======== RECORDS SHOWN ========
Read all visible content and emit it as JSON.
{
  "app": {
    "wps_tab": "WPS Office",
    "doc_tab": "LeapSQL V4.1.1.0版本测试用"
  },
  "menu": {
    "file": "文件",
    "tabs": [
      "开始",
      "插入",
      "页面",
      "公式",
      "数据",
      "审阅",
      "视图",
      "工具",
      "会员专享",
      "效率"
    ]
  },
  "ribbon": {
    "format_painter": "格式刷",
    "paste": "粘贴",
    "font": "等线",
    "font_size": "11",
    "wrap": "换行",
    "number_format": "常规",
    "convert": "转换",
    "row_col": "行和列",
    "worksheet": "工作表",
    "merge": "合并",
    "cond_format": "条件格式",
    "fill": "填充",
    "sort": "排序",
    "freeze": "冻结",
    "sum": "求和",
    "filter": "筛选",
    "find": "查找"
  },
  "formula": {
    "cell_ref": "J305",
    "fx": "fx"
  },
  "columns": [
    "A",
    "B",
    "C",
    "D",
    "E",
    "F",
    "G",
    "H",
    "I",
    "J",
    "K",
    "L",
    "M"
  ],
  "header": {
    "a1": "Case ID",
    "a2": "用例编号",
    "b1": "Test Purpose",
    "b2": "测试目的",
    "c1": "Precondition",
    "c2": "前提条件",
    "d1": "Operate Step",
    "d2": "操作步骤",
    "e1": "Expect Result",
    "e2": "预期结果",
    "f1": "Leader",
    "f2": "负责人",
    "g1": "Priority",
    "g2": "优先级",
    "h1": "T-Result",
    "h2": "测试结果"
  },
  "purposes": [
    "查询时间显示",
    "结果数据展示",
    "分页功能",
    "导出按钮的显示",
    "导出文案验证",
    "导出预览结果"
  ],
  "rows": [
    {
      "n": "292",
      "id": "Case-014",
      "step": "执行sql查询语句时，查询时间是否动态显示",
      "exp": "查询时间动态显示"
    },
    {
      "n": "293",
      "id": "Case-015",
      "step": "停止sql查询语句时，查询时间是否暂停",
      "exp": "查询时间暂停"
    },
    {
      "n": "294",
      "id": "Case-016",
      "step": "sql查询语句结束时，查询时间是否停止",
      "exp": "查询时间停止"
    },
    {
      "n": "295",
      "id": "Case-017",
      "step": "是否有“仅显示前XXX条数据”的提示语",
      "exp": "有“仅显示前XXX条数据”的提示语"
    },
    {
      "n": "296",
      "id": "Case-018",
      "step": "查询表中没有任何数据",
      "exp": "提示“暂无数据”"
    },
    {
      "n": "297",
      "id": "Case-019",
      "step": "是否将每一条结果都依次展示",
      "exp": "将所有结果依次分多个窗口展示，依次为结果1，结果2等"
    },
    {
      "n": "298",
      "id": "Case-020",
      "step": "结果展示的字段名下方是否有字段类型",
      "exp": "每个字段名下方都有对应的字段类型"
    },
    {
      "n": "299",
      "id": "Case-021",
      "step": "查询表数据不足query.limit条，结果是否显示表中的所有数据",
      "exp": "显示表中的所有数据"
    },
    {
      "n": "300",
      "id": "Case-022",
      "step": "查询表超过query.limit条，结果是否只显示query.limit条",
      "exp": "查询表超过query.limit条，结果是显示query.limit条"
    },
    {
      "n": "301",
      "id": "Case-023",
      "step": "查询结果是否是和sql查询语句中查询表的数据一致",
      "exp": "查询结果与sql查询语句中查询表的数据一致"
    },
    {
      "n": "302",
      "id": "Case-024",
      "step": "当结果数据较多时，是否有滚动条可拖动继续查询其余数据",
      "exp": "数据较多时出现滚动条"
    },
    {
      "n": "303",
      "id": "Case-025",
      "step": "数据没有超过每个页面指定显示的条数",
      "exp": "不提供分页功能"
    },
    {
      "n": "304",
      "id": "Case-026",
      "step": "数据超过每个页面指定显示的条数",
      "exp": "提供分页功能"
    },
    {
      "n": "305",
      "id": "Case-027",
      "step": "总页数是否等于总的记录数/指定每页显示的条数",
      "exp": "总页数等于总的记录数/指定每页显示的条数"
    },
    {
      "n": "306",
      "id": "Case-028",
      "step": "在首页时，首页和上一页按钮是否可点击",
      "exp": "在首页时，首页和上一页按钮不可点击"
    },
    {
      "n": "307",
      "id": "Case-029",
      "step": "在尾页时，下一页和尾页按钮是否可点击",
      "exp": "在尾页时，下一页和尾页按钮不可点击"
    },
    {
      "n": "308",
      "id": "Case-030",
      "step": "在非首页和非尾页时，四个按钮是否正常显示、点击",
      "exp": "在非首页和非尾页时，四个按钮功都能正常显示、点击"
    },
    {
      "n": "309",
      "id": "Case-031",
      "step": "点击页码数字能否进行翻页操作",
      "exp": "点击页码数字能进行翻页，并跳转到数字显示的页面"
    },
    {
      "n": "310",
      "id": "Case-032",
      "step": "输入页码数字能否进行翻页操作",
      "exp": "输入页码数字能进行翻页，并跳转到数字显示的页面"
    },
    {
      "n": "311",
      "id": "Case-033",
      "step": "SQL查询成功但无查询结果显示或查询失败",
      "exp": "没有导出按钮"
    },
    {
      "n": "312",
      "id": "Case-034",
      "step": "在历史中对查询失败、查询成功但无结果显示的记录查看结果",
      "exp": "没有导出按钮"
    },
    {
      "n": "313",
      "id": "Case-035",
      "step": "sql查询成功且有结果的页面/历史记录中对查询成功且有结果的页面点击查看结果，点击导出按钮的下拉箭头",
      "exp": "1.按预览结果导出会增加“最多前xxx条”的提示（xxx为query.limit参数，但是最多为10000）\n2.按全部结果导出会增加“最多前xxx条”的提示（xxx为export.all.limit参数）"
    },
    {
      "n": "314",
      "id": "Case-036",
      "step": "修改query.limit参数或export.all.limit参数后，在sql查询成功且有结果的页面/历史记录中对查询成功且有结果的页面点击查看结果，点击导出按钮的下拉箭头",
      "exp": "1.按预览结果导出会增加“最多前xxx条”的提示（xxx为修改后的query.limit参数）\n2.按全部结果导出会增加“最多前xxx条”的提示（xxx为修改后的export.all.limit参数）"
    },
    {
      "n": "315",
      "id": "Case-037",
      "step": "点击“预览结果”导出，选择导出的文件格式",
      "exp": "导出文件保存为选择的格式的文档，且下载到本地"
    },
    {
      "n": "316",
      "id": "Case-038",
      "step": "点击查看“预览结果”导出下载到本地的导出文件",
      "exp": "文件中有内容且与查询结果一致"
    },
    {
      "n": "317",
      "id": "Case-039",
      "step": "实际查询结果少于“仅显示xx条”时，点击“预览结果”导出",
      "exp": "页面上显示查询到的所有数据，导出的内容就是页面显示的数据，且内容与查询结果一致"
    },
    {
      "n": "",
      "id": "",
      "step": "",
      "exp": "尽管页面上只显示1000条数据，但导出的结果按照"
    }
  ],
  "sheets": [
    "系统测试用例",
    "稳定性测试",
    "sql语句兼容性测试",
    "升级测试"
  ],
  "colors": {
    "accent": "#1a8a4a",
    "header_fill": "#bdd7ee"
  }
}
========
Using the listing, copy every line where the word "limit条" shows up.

WRITTEN SOLUTION:
      "step": "查询表数据不足query.limit条，结果是否显示表中的所有数据",
      "step": "查询表超过query.limit条，结果是否只显示query.limit条",
      "exp": "查询表超过query.limit条，结果是显示query.limit条"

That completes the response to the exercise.